### Exercise requirements
Give the total number of lines in the data below that include "Calculation", and nothing else.

### Data for processing
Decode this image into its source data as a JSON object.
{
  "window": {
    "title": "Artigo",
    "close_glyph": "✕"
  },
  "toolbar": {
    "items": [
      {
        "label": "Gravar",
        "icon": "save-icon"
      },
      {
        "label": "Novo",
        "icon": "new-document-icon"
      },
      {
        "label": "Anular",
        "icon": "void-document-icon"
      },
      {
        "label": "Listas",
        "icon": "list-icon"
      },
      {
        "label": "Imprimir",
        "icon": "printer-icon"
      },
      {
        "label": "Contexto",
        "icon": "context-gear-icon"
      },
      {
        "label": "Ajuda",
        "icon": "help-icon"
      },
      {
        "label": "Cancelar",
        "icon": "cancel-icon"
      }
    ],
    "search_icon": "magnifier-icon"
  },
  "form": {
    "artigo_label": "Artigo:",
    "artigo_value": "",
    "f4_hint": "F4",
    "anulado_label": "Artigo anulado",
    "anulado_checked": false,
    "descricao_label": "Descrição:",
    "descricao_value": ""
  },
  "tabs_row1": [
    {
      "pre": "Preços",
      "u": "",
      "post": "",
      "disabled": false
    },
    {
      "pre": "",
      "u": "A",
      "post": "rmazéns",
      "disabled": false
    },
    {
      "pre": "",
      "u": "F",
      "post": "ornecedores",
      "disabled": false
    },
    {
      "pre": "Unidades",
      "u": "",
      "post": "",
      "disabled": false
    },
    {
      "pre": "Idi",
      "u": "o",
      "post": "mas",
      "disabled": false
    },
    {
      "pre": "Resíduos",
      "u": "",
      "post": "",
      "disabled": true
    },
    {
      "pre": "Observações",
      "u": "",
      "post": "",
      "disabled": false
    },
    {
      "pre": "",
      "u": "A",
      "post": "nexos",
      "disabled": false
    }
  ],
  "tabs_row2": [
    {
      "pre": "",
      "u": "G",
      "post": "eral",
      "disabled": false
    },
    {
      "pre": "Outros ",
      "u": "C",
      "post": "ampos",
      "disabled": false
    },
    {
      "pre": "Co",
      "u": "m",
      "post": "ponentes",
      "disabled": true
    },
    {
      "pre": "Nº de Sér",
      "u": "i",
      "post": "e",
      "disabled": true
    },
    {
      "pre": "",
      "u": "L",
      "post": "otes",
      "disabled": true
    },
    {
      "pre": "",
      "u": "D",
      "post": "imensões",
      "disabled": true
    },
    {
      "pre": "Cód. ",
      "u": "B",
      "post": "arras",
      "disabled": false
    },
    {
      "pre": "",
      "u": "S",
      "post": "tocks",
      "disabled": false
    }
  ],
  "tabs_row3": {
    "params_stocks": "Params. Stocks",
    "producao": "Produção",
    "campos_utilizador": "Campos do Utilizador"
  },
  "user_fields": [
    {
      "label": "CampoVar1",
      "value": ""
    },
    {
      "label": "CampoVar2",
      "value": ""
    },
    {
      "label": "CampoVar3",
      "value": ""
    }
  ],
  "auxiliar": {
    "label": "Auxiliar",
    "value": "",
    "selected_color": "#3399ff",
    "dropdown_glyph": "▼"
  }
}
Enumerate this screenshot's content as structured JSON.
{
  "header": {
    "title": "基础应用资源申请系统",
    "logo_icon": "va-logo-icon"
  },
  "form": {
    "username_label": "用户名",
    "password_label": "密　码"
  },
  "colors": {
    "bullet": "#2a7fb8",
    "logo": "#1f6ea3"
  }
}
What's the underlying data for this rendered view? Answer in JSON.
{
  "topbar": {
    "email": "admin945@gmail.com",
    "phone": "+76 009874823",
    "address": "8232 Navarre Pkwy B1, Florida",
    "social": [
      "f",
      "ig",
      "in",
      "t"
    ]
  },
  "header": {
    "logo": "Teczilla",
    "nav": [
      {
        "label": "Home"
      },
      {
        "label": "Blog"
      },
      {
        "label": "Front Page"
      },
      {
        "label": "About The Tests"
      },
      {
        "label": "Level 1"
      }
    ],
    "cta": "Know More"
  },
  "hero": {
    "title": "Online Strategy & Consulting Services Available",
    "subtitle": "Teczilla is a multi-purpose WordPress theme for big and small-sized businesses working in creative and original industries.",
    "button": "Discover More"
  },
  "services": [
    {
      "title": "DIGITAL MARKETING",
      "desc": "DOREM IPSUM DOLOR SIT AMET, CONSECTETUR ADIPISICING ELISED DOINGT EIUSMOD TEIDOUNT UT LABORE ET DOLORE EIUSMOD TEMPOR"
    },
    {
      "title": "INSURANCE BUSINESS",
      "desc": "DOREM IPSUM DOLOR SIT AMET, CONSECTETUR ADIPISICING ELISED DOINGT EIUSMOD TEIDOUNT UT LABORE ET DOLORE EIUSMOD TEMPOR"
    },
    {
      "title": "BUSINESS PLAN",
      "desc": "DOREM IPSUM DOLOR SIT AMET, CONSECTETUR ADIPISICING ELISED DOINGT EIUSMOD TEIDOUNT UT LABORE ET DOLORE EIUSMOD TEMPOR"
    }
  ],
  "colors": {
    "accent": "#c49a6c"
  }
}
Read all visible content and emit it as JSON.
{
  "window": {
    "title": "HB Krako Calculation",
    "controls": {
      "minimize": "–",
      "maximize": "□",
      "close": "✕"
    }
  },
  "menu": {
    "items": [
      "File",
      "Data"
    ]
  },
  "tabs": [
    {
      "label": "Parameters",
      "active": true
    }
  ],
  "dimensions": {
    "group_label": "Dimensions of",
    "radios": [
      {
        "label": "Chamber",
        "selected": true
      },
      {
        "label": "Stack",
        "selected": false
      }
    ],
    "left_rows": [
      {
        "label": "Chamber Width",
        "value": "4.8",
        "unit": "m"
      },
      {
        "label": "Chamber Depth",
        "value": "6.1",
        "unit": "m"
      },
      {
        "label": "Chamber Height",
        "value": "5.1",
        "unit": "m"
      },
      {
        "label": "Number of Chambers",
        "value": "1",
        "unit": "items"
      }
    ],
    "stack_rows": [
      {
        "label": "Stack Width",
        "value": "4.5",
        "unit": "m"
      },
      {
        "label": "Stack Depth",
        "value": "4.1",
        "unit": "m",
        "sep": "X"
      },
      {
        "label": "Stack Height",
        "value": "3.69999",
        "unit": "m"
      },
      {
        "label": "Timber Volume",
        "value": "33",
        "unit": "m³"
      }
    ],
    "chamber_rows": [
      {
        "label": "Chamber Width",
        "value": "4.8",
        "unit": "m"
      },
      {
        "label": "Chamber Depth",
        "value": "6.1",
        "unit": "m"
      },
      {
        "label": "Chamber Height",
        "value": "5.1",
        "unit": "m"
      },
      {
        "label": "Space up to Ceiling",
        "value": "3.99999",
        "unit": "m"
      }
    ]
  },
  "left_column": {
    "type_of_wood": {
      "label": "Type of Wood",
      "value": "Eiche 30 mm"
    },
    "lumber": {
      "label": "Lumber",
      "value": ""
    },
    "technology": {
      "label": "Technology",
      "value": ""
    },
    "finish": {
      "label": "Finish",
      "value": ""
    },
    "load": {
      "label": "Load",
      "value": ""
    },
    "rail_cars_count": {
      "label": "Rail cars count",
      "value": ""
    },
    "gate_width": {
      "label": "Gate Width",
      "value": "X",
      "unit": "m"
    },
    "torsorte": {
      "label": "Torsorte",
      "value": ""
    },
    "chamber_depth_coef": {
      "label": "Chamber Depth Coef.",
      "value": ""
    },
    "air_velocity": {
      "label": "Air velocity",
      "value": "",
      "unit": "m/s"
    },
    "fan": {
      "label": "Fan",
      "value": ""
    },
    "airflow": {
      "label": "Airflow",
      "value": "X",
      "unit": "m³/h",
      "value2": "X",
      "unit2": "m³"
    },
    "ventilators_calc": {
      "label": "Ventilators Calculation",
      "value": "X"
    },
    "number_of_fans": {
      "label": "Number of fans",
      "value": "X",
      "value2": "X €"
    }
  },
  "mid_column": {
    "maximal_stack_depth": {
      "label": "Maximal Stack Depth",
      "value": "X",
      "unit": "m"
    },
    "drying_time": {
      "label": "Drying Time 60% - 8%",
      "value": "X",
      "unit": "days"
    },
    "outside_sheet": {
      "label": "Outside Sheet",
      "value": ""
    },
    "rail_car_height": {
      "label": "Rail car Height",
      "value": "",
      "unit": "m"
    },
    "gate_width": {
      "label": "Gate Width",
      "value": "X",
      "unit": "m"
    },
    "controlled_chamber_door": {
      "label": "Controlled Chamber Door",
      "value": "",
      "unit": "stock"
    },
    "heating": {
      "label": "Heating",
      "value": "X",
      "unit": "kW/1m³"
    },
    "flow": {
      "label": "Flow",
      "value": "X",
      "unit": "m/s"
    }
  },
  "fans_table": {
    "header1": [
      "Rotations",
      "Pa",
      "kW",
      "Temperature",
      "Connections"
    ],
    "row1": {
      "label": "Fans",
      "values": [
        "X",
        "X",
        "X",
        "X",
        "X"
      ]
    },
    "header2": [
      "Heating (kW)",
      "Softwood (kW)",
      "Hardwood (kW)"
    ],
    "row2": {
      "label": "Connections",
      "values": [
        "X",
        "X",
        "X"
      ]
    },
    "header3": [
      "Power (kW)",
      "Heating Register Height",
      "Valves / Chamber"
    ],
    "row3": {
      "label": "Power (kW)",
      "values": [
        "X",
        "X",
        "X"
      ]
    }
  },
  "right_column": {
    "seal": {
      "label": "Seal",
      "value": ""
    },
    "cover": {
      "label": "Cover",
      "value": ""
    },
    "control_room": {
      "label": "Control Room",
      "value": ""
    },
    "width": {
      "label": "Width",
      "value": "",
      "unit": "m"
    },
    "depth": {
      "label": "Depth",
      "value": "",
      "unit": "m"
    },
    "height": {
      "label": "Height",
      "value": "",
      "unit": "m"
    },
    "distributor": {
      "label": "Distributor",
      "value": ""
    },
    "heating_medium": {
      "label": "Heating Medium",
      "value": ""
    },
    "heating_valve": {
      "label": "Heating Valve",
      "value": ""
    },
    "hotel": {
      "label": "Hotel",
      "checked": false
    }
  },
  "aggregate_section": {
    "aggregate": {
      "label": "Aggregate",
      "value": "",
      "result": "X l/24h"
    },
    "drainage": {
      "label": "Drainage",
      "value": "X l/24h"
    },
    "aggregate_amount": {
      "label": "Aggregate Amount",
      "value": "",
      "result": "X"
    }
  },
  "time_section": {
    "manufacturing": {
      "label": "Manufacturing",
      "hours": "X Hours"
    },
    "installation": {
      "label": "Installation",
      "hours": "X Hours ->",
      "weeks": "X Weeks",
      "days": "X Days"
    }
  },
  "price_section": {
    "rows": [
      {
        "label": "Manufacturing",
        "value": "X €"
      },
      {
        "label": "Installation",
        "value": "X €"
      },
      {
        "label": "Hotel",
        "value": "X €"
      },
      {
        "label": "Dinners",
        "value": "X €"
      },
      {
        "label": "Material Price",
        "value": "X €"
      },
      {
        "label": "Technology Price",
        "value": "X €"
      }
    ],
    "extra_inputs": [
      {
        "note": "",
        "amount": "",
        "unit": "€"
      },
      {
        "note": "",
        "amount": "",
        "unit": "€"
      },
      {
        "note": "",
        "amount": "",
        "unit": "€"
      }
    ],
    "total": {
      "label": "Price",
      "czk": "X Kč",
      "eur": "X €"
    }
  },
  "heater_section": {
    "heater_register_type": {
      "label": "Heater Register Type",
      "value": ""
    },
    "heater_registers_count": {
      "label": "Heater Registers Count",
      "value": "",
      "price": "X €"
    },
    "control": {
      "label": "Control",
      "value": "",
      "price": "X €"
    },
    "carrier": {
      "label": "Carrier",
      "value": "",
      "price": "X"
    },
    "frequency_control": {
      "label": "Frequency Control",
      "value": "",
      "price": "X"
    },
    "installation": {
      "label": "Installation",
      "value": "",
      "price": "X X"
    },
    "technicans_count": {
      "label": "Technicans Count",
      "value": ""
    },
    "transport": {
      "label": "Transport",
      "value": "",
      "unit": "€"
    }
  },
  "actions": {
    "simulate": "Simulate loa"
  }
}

### Solution
2